Recently the New York Times published an article titled Thank-You Note Enters College Admission Game. The article offers some very good advice about writing thank-you notes to college admissions officers. Karen Arenson points out a thank-you is not mandatory but is the “new Frontier” in distinguishing one applicant from another. We certainly agree, particularly with the quoted advice from Patrick J. O’Connor, a director of college counseling: “…every contact with the college contributes to their perception of you.”
But, what we bristle at is the idea that creative, tricky, cutesy, and contrived thank-yous are valuable. College Basics stresses the need for sincerity in thank-yous (See How to Make the Most of Your College Visit).
If you feel you were treated well on a college tour, if you found a new way of looking at the college because of your visit, if someone gave you some extra help or good advice, then a thank-you is in order and can be written with sincerity. Admissions professionals are not dumb; they know when they are being scammed and when a student is really appreciative. It is a true feeling and the true self the student should want to reveal, and the thank-you is only one vehicle to covey that.
And don’t forget, thanks-yous might be appreciated by others who have helped you apply to the right college: teachers, recommendation writers (see How to Ask for a Recommendation), guidance counselors.

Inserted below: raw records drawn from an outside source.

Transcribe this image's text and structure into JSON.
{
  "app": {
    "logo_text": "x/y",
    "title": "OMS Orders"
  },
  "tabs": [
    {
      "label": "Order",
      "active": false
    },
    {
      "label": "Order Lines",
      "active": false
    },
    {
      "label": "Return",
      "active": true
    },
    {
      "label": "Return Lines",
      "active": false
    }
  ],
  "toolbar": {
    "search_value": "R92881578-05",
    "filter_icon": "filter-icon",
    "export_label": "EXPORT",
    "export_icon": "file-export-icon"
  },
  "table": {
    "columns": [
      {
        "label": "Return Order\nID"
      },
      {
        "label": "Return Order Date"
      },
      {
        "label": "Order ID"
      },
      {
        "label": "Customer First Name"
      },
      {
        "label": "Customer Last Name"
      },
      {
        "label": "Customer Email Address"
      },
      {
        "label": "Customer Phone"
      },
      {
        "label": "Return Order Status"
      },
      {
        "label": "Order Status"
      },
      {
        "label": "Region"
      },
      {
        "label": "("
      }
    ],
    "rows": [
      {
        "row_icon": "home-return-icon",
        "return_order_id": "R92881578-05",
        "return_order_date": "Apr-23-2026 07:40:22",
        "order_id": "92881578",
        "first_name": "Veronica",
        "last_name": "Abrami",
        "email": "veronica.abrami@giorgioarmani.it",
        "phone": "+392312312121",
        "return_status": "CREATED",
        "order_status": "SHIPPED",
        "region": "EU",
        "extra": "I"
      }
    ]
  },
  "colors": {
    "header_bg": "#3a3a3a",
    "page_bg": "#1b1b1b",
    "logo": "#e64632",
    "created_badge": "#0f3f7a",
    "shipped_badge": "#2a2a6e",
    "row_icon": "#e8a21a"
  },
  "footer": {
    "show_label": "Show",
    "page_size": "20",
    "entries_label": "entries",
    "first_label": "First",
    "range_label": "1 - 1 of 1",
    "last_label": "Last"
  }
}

Genuine thank-yous can leave many open doors to knock on when you need help in the future.